_Work to be completed_.
Copy out all lines in the material below that contain the string "this".
[[ Input material, beginning ]]
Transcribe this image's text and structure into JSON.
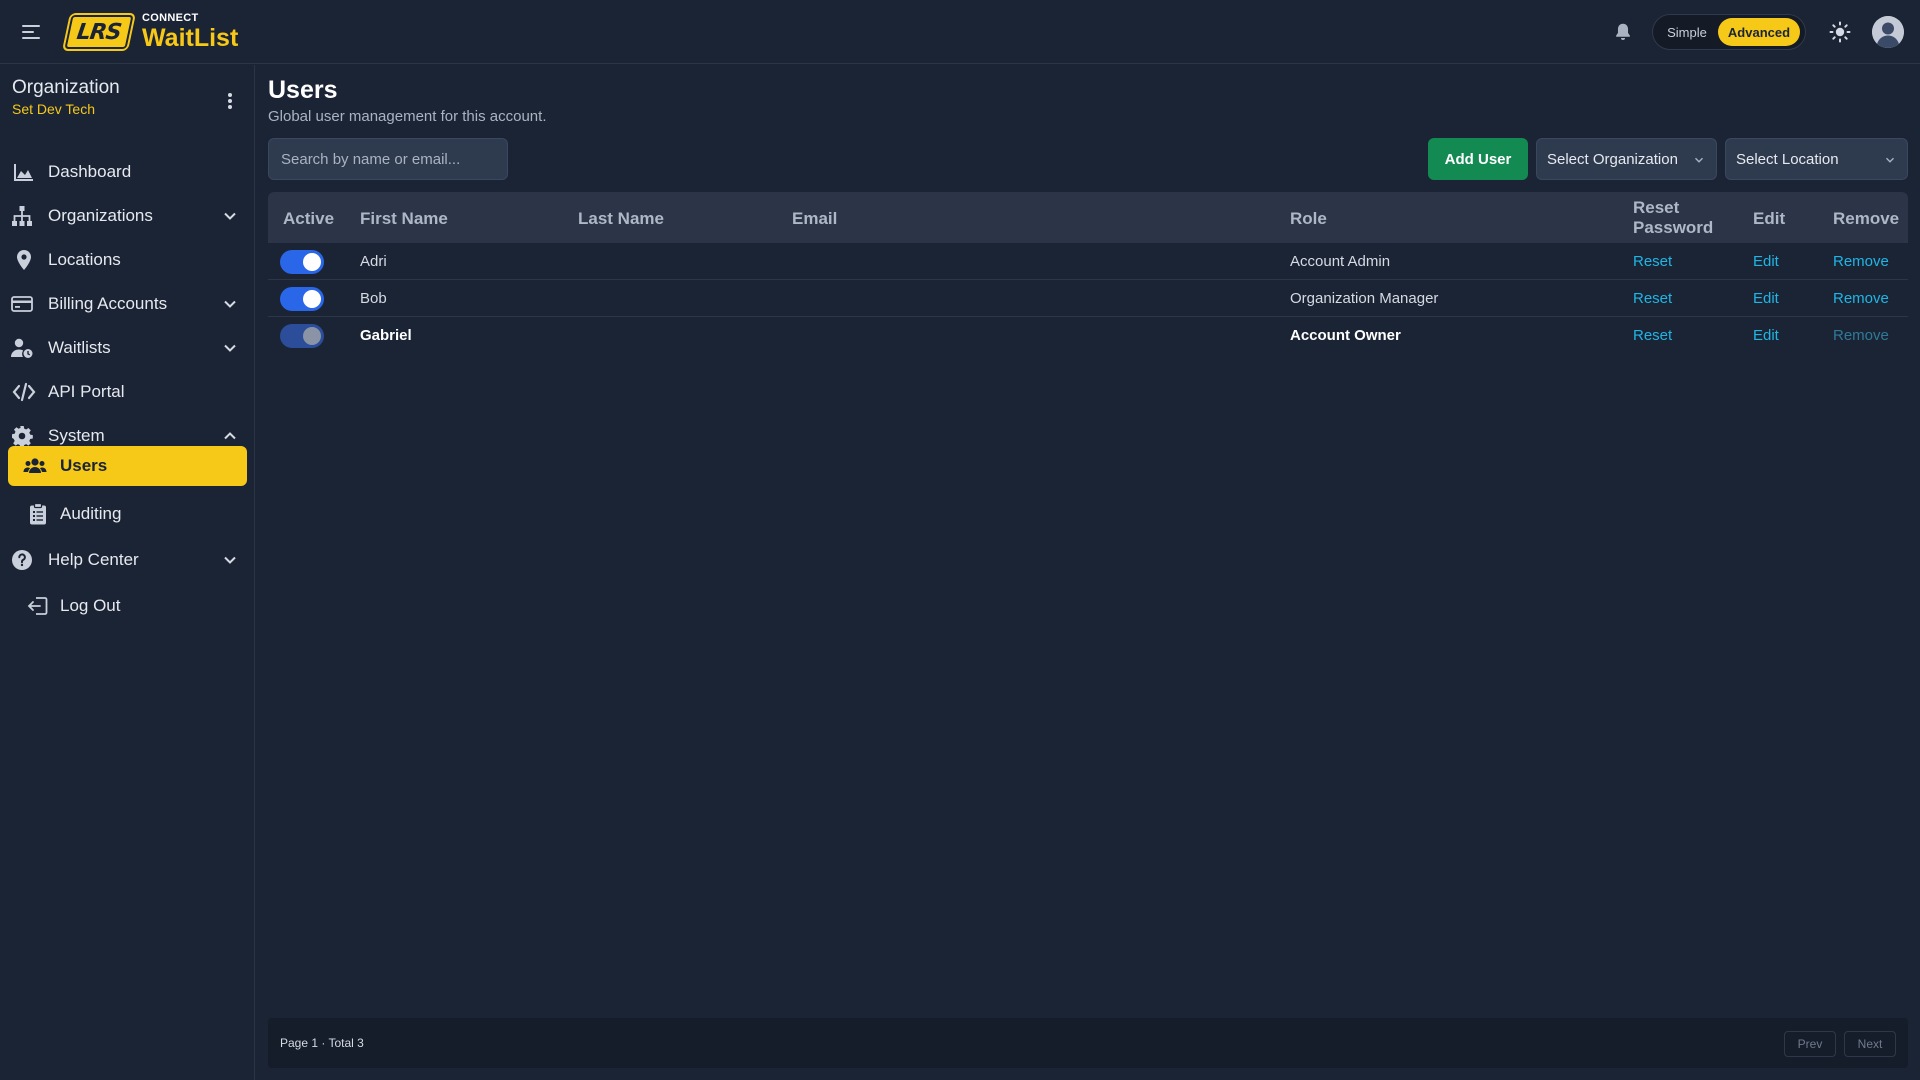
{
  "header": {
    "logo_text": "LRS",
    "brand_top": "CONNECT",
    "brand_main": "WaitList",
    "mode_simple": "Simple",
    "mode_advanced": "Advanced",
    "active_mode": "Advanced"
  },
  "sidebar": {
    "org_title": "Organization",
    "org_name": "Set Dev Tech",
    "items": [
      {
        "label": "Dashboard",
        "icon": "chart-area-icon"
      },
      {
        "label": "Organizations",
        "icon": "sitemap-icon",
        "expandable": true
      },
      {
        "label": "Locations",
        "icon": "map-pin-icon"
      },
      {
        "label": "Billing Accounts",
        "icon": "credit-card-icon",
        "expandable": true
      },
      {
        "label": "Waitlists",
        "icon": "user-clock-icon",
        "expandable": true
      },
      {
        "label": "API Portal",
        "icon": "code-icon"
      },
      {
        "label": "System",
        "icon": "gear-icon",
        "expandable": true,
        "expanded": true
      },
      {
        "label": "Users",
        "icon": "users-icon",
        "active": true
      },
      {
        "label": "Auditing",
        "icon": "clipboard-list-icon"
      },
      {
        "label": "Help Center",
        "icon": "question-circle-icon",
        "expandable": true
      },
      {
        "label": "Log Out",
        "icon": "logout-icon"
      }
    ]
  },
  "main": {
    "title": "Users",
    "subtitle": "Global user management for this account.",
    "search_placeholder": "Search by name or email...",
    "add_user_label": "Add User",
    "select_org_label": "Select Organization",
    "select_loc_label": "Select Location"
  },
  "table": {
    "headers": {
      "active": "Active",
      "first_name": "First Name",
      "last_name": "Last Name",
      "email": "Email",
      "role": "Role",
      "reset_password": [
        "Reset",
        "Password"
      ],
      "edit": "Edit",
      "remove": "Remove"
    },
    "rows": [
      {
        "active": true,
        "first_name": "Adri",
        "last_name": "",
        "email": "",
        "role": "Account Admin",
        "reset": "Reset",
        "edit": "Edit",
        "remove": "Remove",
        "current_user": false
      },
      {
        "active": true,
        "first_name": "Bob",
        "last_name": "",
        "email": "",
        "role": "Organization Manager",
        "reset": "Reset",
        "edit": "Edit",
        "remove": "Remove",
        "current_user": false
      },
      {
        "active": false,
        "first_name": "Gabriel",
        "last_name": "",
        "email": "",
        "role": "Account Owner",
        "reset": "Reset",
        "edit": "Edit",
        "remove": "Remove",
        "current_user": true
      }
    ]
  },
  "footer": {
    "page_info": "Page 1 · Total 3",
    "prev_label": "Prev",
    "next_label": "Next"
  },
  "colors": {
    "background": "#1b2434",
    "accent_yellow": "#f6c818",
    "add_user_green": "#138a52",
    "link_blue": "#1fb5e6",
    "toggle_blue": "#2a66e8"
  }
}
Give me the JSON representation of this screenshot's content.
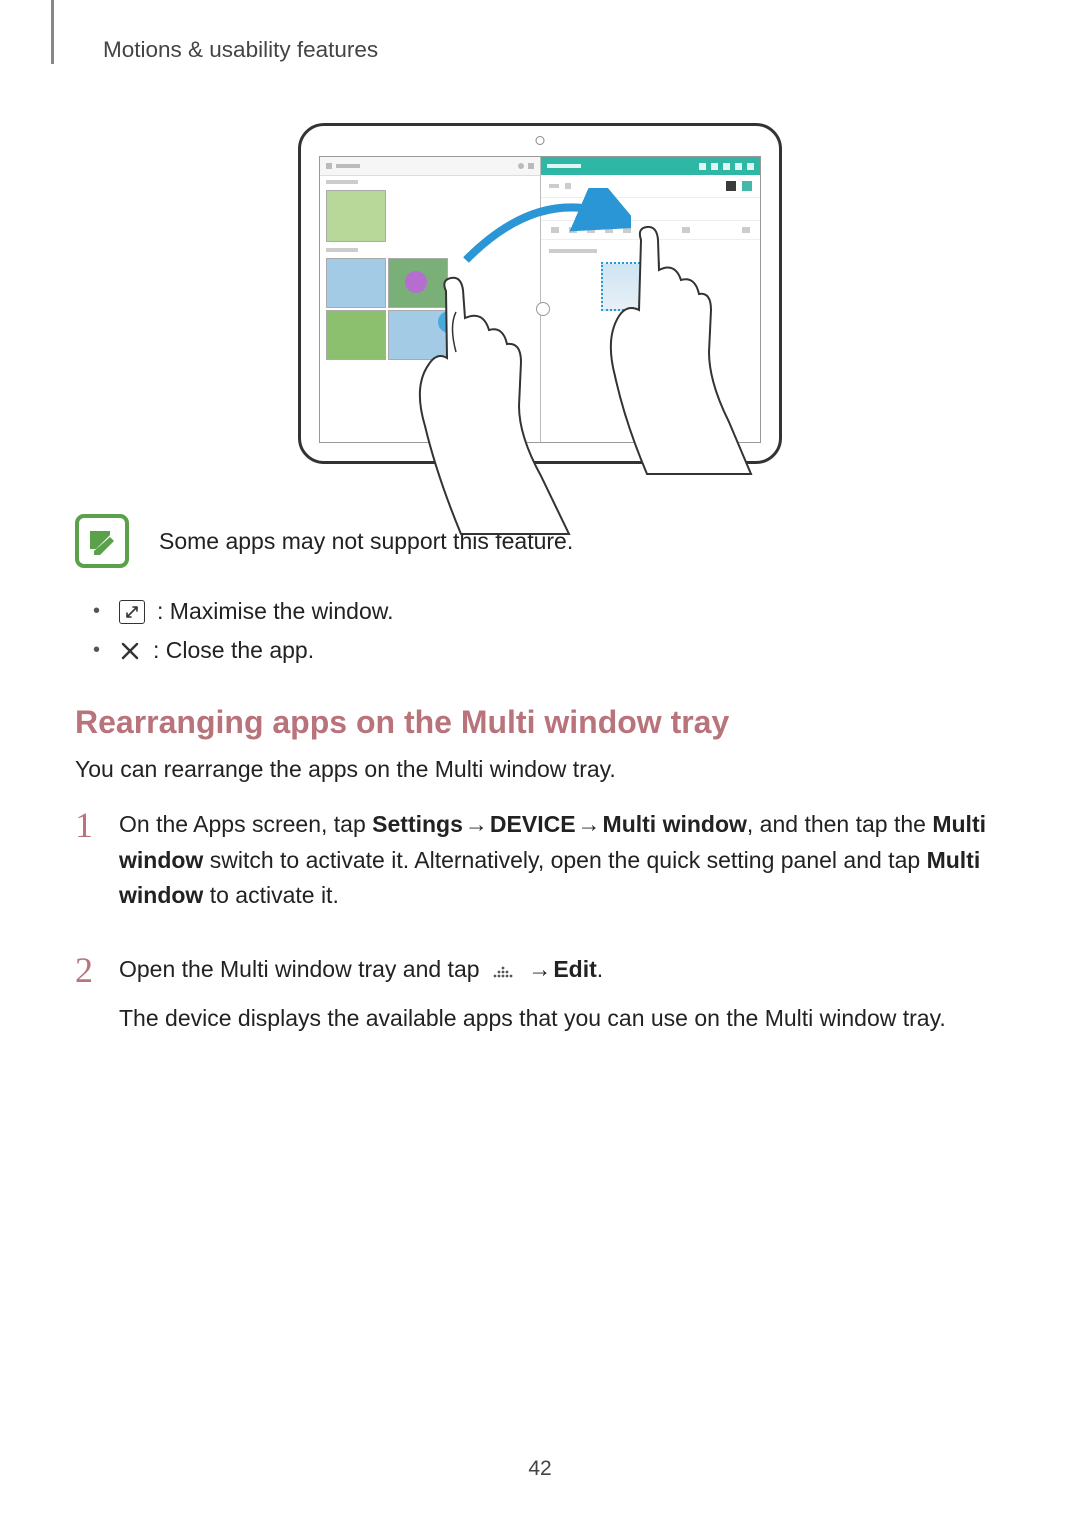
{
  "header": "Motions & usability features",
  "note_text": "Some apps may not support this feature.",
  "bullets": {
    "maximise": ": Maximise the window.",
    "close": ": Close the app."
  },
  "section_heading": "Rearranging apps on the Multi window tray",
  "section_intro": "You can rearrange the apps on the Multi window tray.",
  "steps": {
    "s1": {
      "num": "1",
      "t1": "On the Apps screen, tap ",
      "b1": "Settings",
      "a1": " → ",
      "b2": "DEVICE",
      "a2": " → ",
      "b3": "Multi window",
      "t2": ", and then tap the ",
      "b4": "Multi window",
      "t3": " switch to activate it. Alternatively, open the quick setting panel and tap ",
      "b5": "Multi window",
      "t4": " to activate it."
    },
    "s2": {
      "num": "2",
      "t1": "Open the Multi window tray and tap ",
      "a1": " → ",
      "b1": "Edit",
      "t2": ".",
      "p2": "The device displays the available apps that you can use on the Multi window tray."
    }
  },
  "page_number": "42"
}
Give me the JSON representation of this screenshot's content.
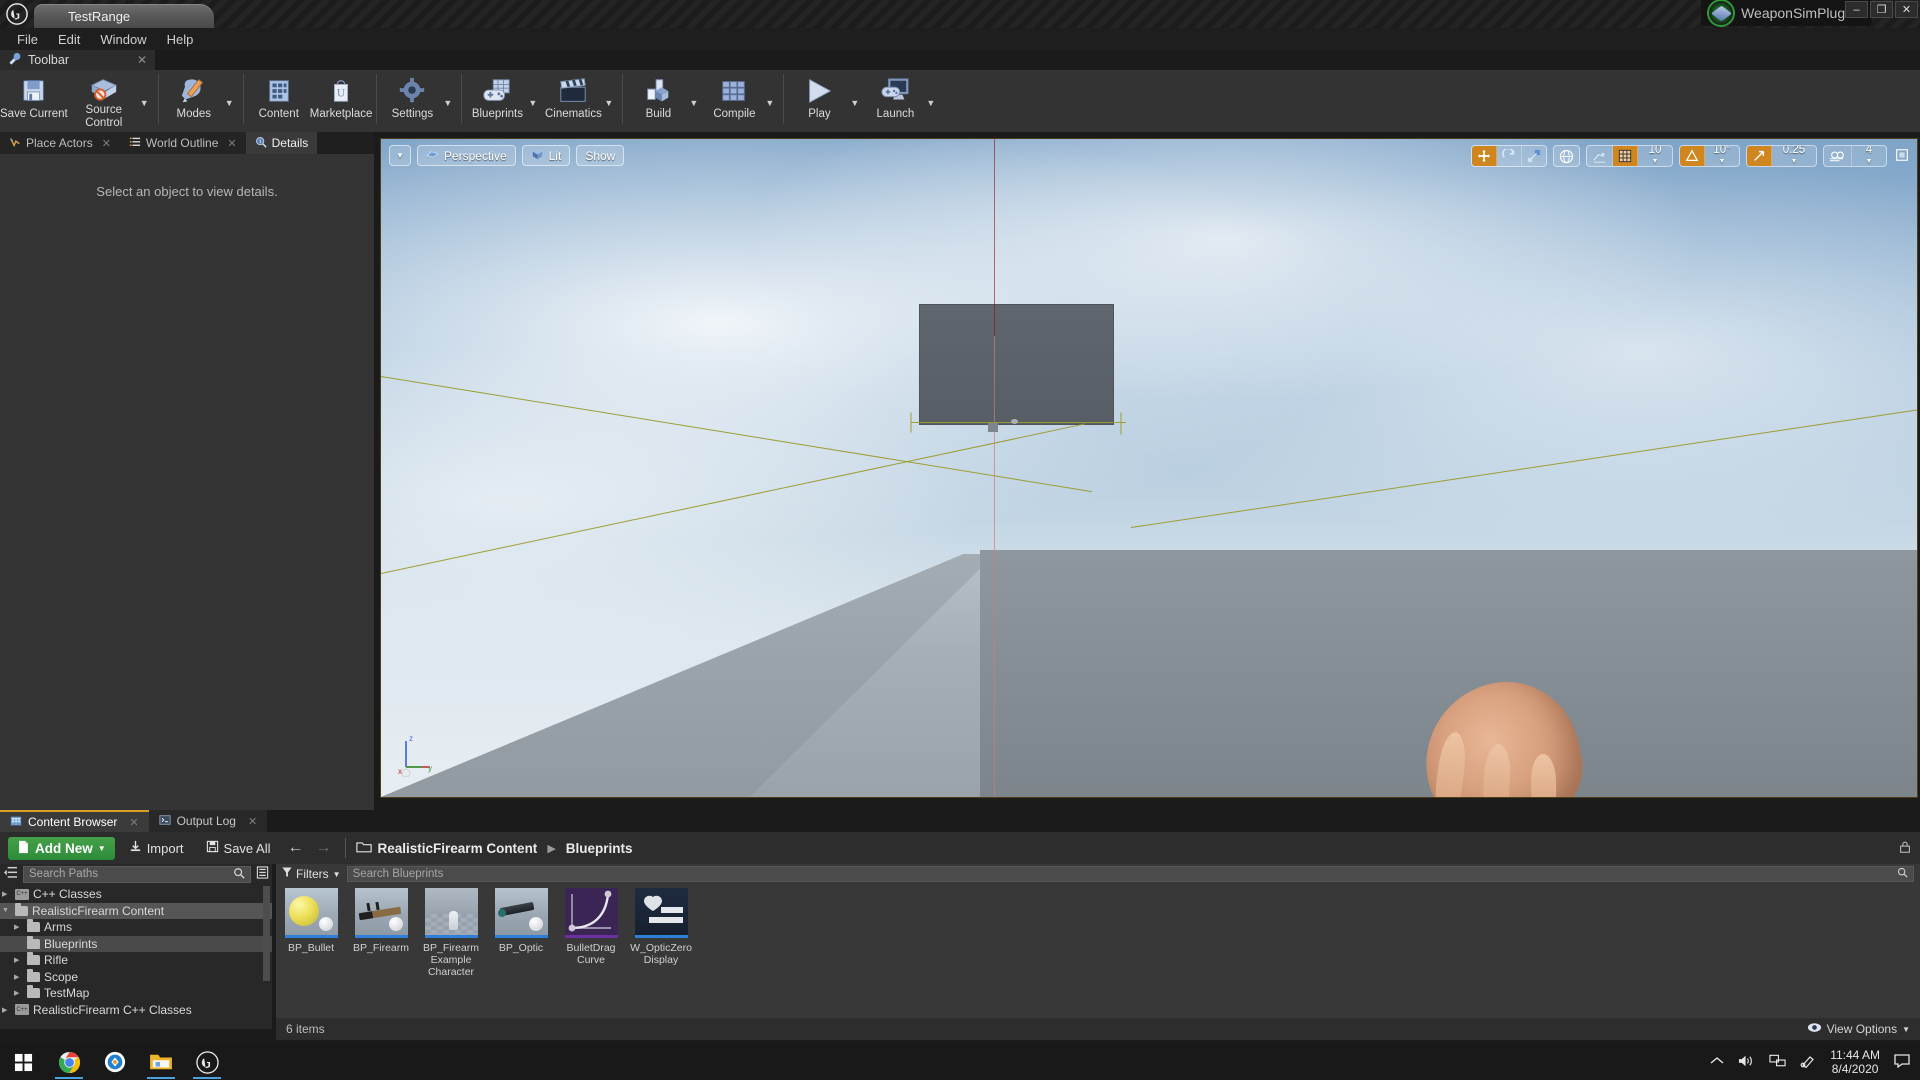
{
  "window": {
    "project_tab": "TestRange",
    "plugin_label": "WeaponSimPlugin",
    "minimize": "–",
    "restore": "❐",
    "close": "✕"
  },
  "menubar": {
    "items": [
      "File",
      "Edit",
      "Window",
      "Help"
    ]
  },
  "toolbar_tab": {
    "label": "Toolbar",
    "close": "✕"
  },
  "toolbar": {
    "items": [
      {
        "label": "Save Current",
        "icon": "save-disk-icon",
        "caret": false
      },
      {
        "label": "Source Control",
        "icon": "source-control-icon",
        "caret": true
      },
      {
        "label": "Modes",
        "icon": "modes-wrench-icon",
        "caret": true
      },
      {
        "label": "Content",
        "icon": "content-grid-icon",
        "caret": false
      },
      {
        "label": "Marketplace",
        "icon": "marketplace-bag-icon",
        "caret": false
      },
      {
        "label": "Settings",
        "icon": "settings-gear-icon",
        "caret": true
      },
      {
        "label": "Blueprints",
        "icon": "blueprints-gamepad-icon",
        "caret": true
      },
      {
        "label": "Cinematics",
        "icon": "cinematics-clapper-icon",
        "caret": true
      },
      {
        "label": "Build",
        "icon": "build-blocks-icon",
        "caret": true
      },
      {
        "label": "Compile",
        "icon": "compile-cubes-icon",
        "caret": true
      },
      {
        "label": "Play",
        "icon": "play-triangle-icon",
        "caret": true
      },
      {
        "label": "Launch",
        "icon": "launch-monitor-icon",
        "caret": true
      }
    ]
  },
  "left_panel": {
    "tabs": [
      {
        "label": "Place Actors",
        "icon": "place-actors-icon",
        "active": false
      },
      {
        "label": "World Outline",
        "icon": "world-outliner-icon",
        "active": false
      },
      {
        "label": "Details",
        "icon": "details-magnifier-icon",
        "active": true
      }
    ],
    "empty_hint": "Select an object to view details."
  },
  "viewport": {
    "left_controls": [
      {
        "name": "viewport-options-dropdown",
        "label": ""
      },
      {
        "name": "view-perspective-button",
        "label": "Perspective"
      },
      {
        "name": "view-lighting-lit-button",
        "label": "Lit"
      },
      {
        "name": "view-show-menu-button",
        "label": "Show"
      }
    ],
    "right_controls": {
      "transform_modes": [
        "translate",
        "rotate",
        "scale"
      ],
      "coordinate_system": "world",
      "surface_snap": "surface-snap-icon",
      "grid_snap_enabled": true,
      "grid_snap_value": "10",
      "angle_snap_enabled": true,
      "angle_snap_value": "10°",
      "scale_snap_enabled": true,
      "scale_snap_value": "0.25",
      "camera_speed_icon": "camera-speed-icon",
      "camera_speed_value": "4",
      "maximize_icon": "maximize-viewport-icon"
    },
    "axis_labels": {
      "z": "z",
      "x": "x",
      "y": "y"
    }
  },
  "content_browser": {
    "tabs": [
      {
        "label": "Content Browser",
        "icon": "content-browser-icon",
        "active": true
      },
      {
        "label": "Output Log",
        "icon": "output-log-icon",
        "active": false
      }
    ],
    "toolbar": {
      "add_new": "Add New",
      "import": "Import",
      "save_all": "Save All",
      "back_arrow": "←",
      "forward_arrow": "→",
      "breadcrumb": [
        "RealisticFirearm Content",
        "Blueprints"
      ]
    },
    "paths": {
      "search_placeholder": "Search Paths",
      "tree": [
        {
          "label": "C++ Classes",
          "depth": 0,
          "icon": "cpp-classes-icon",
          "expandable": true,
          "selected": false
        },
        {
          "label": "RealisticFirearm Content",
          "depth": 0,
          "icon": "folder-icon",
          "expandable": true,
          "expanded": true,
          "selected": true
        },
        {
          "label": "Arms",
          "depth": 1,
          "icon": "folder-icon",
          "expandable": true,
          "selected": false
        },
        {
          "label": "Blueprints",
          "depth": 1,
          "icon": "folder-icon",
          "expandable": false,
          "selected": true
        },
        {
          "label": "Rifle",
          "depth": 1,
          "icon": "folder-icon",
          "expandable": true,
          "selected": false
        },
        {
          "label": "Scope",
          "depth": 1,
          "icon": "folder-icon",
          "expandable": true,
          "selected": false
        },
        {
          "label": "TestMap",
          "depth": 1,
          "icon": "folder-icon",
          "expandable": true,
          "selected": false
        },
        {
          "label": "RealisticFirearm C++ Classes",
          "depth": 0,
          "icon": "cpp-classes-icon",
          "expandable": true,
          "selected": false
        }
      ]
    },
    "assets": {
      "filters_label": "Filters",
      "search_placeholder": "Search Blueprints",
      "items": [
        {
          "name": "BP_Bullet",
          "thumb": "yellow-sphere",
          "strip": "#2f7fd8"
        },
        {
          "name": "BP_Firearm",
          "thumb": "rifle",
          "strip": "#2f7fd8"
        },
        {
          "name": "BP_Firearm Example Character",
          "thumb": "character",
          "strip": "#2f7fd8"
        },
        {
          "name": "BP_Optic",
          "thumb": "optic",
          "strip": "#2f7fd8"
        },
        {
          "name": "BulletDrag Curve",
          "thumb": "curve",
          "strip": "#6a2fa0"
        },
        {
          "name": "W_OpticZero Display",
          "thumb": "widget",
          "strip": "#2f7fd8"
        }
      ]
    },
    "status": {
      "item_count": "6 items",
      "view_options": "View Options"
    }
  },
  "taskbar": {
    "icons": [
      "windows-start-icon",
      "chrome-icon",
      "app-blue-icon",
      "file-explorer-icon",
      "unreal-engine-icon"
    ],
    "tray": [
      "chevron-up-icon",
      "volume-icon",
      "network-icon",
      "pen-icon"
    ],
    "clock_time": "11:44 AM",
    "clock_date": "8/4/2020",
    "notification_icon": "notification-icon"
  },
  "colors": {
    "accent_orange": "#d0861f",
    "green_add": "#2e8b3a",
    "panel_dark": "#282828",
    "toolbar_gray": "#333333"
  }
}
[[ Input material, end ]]
_Answer box_.
Transcribe this image's text and structure into JSON.
    "subtitle": "Global user management for this account.",
Give me the JSON representation of this screenshot's content.
  "note_text": "Some apps may not support this feature.",
Give me the JSON representation of this screenshot's content.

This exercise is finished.